Task objective:
Say how many of the lines below hold "title", writing the number and nothing more.

Data to use:
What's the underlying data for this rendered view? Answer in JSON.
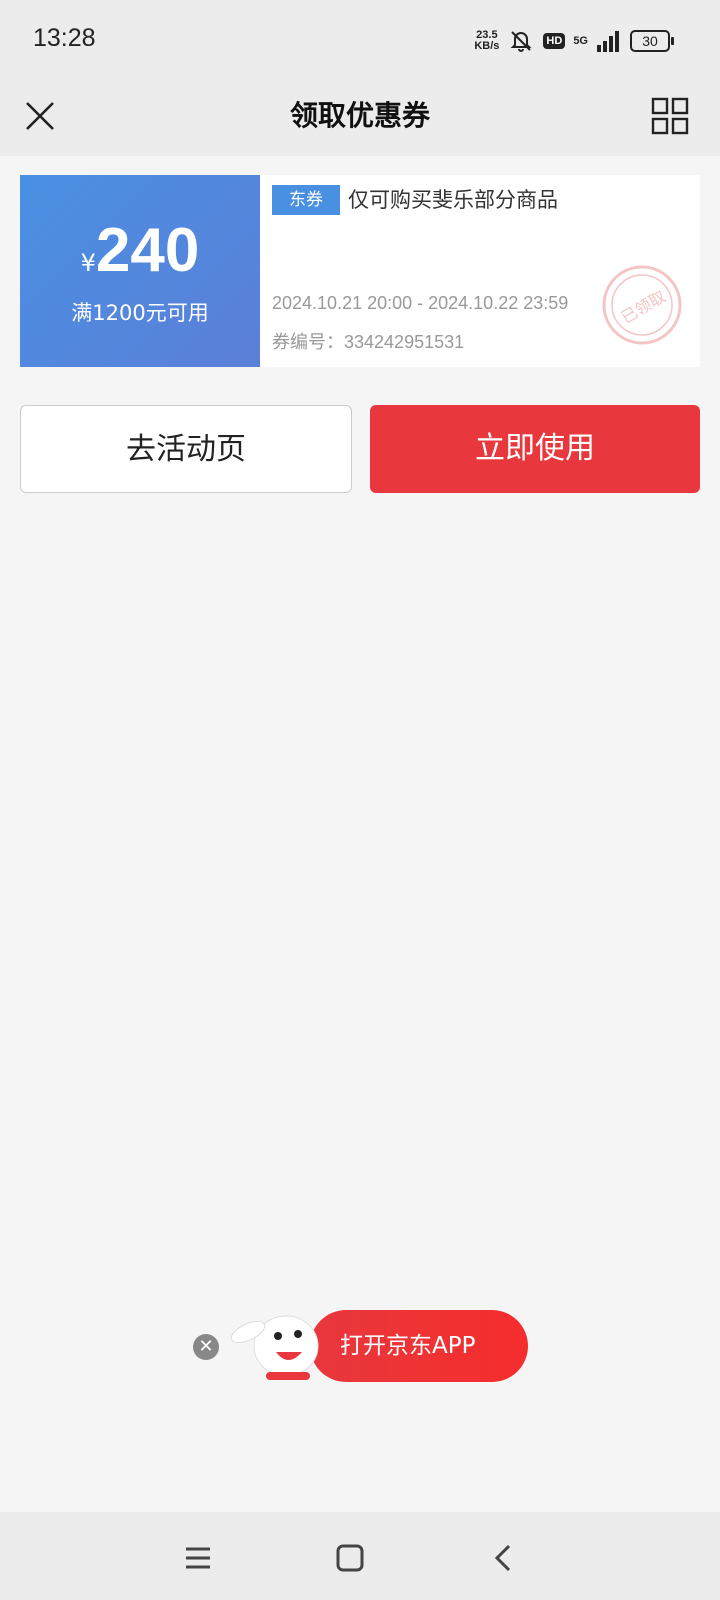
{
  "status_bar": {
    "time": "13:28",
    "speed_value": "23.5",
    "speed_unit": "KB/s",
    "hd": "HD",
    "network": "5G",
    "battery": "30",
    "icons": [
      "mute-icon",
      "signal-icon",
      "battery-icon"
    ]
  },
  "header": {
    "title": "领取优惠券",
    "left_icon": "close-icon",
    "right_icon": "grid-icon"
  },
  "coupon": {
    "currency": "¥",
    "amount": "240",
    "condition": "满1200元可用",
    "tag": "东券",
    "description": "仅可购买斐乐部分商品",
    "validity": "2024.10.21 20:00 - 2024.10.22 23:59",
    "code_label": "券编号：",
    "code": "334242951531",
    "stamp_text": "已领取",
    "colors": {
      "left_bg": "#4a90e2",
      "stamp": "#f3c6c6"
    }
  },
  "actions": {
    "activity_label": "去活动页",
    "use_label": "立即使用",
    "use_color": "#e8383d"
  },
  "float_banner": {
    "label": "打开京东APP",
    "close_icon": "close-icon",
    "mascot_icon": "joy-dog-mascot"
  },
  "navbar": {
    "icons": [
      "menu-icon",
      "home-icon",
      "back-icon"
    ]
  }
}
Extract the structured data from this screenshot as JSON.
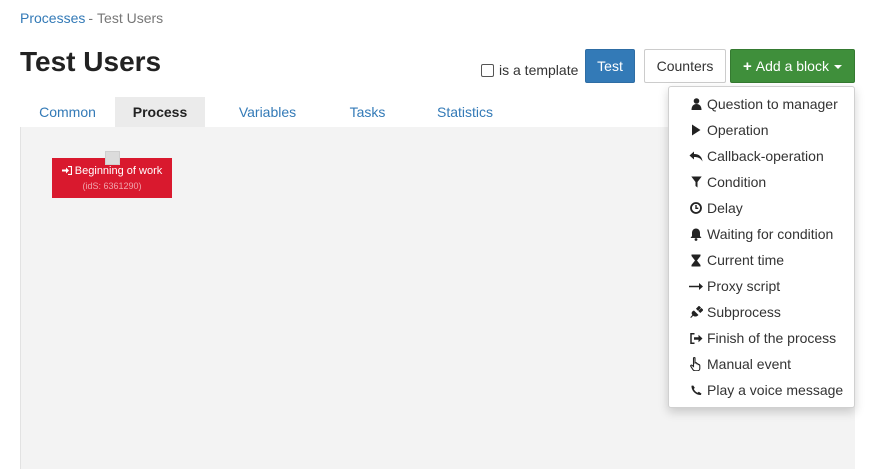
{
  "breadcrumb": {
    "parent": "Processes",
    "separator": "-",
    "current": "Test Users"
  },
  "page": {
    "title": "Test Users"
  },
  "toolbar": {
    "template_label": "is a template",
    "test_label": "Test",
    "counters_label": "Counters",
    "add_block_label": "Add a block",
    "colors": {
      "test": "#337ab7",
      "add_block": "#3f8f3b"
    }
  },
  "tabs": [
    "Common",
    "Process",
    "Variables",
    "Tasks",
    "Statistics"
  ],
  "active_tab": "Process",
  "canvas": {
    "start_block": {
      "title": "Beginning of work",
      "ids": "(idS: 6361290)",
      "color": "#d9192e"
    }
  },
  "add_block_menu": [
    {
      "label": "Question to manager",
      "icon": "user-icon"
    },
    {
      "label": "Operation",
      "icon": "play-icon"
    },
    {
      "label": "Callback-operation",
      "icon": "reply-icon"
    },
    {
      "label": "Condition",
      "icon": "filter-icon"
    },
    {
      "label": "Delay",
      "icon": "clock-icon"
    },
    {
      "label": "Waiting for condition",
      "icon": "bell-icon"
    },
    {
      "label": "Current time",
      "icon": "hourglass-icon"
    },
    {
      "label": "Proxy script",
      "icon": "arrow-right-icon"
    },
    {
      "label": "Subprocess",
      "icon": "plug-icon"
    },
    {
      "label": "Finish of the process",
      "icon": "sign-out-icon"
    },
    {
      "label": "Manual event",
      "icon": "hand-pointer-icon"
    },
    {
      "label": "Play a voice message",
      "icon": "phone-icon"
    }
  ]
}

Answer to this task:
3